▶ [TASK INSTRUCTIONS]: Within the listing below, tally the lines where the word "JSON" appears, and answer with nothing but the tally.
──────── EXTRACTED RECORDS
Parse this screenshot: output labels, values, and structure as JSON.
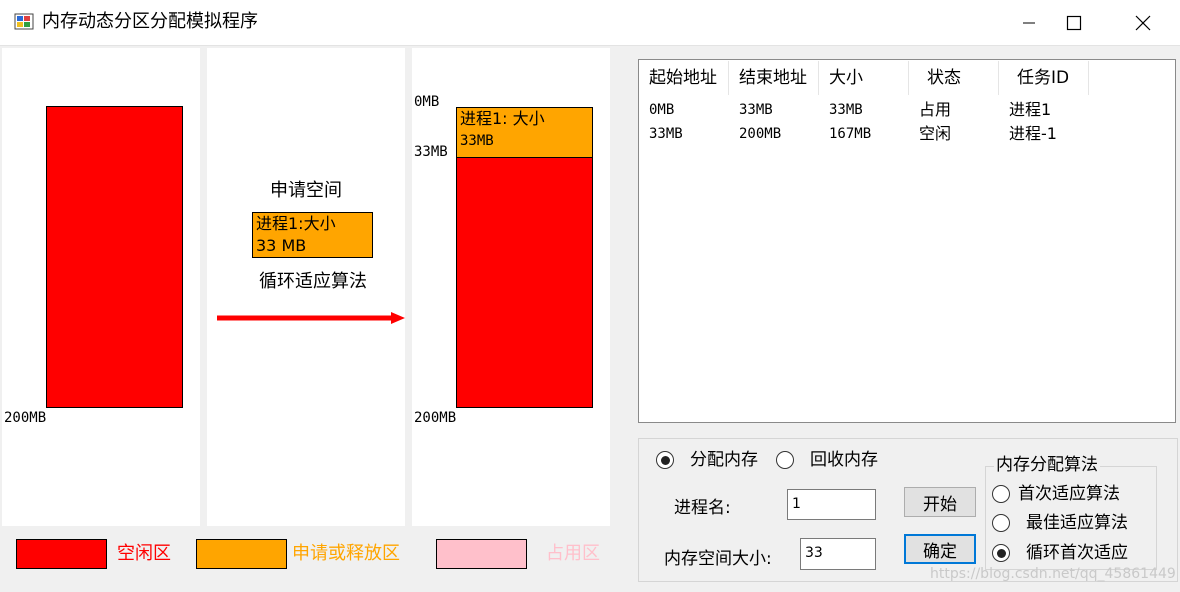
{
  "window": {
    "title": "内存动态分区分配模拟程序"
  },
  "panel_before": {
    "bottom_label": "200MB"
  },
  "panel_middle": {
    "action_label": "申请空间",
    "request_box": {
      "line1": "进程1:大小",
      "line2": "33 MB"
    },
    "algorithm_label": "循环适应算法"
  },
  "panel_after": {
    "label_top": "0MB",
    "label_split": "33MB",
    "label_bottom": "200MB",
    "block": {
      "line1": "进程1: 大小",
      "line2": "33MB"
    }
  },
  "legend": [
    {
      "label": "空闲区",
      "color": "#ff0000"
    },
    {
      "label": "申请或释放区",
      "color": "#ffa500"
    },
    {
      "label": "占用区",
      "color": "#ffc0cb"
    }
  ],
  "table": {
    "columns": [
      "起始地址",
      "结束地址",
      "大小",
      "状态",
      "任务ID"
    ],
    "rows": [
      [
        "0MB",
        "33MB",
        "33MB",
        "占用",
        "进程1"
      ],
      [
        "33MB",
        "200MB",
        "167MB",
        "空闲",
        "进程-1"
      ]
    ]
  },
  "controls": {
    "allocate_label": "分配内存",
    "reclaim_label": "回收内存",
    "process_name_label": "进程名:",
    "process_name_value": "1",
    "memory_size_label": "内存空间大小:",
    "memory_size_value": "33",
    "start_label": "开始",
    "confirm_label": "确定"
  },
  "algorithm_group": {
    "title": "内存分配算法",
    "options": [
      "首次适应算法",
      "最佳适应算法",
      "循环首次适应"
    ]
  },
  "watermark": "https://blog.csdn.net/qq_45861449"
}
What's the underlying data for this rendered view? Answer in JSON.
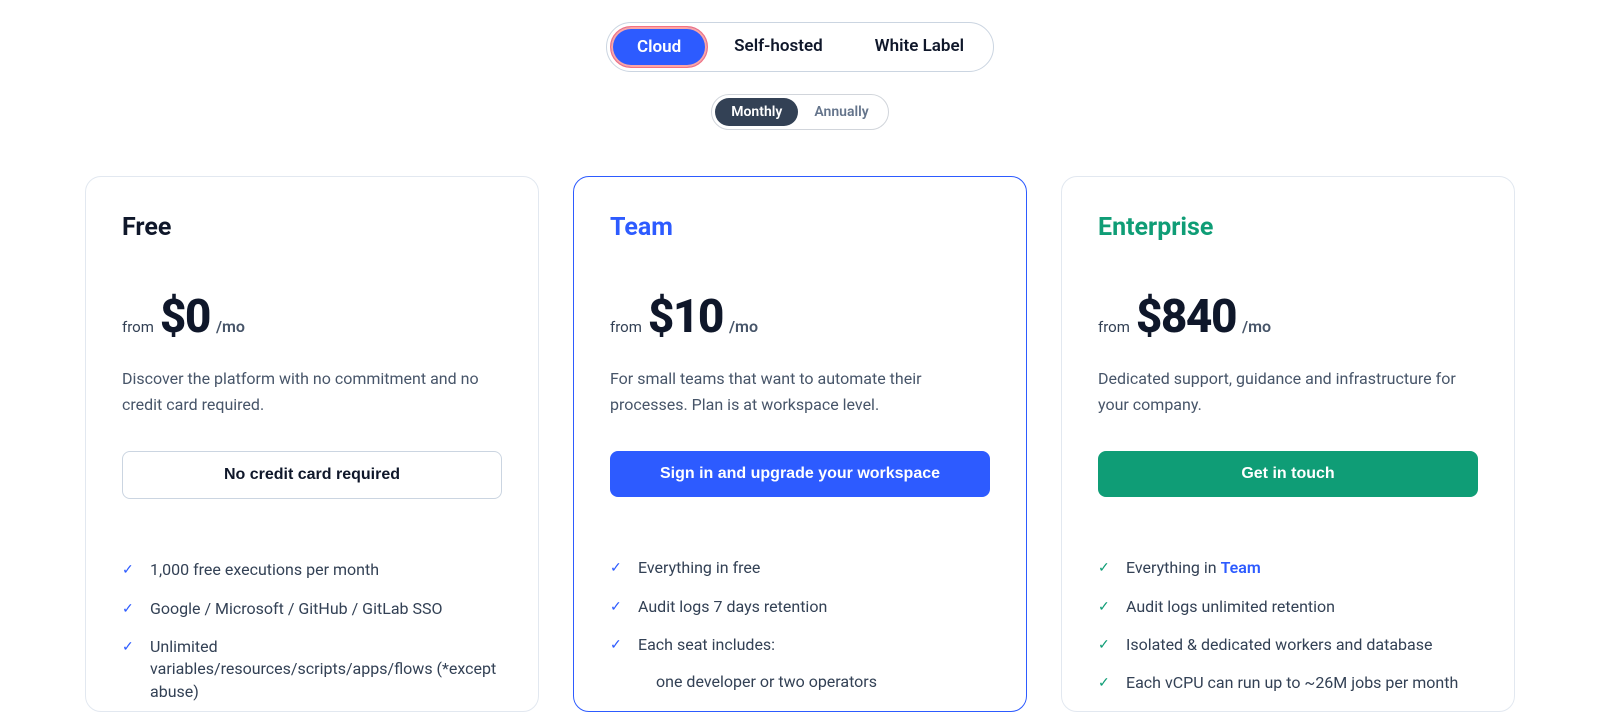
{
  "deploy": {
    "options": [
      "Cloud",
      "Self-hosted",
      "White Label"
    ],
    "active": "Cloud"
  },
  "billing": {
    "options": [
      "Monthly",
      "Annually"
    ],
    "active": "Monthly"
  },
  "plans": {
    "free": {
      "name": "Free",
      "from": "from",
      "price": "$0",
      "per": "/mo",
      "desc": "Discover the platform with no commitment and no credit card required.",
      "cta": "No credit card required",
      "features": [
        "1,000 free executions per month",
        "Google / Microsoft / GitHub / GitLab SSO",
        "Unlimited variables/resources/scripts/apps/flows (*except abuse)"
      ]
    },
    "team": {
      "name": "Team",
      "from": "from",
      "price": "$10",
      "per": "/mo",
      "desc": "For small teams that want to automate their processes. Plan is at workspace level.",
      "cta": "Sign in and upgrade your workspace",
      "features": [
        "Everything in free",
        "Audit logs 7 days retention",
        "Each seat includes:"
      ],
      "sub_features": [
        "one developer or two operators"
      ]
    },
    "enterprise": {
      "name": "Enterprise",
      "from": "from",
      "price": "$840",
      "per": "/mo",
      "desc": "Dedicated support, guidance and infrastructure for your company.",
      "cta": "Get in touch",
      "feature_prefix": "Everything in ",
      "feature_link": "Team",
      "features_rest": [
        "Audit logs unlimited retention",
        "Isolated & dedicated workers and database",
        "Each vCPU can run up to ~26M jobs per month"
      ]
    }
  }
}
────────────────
▶ [SOLUTION]: 2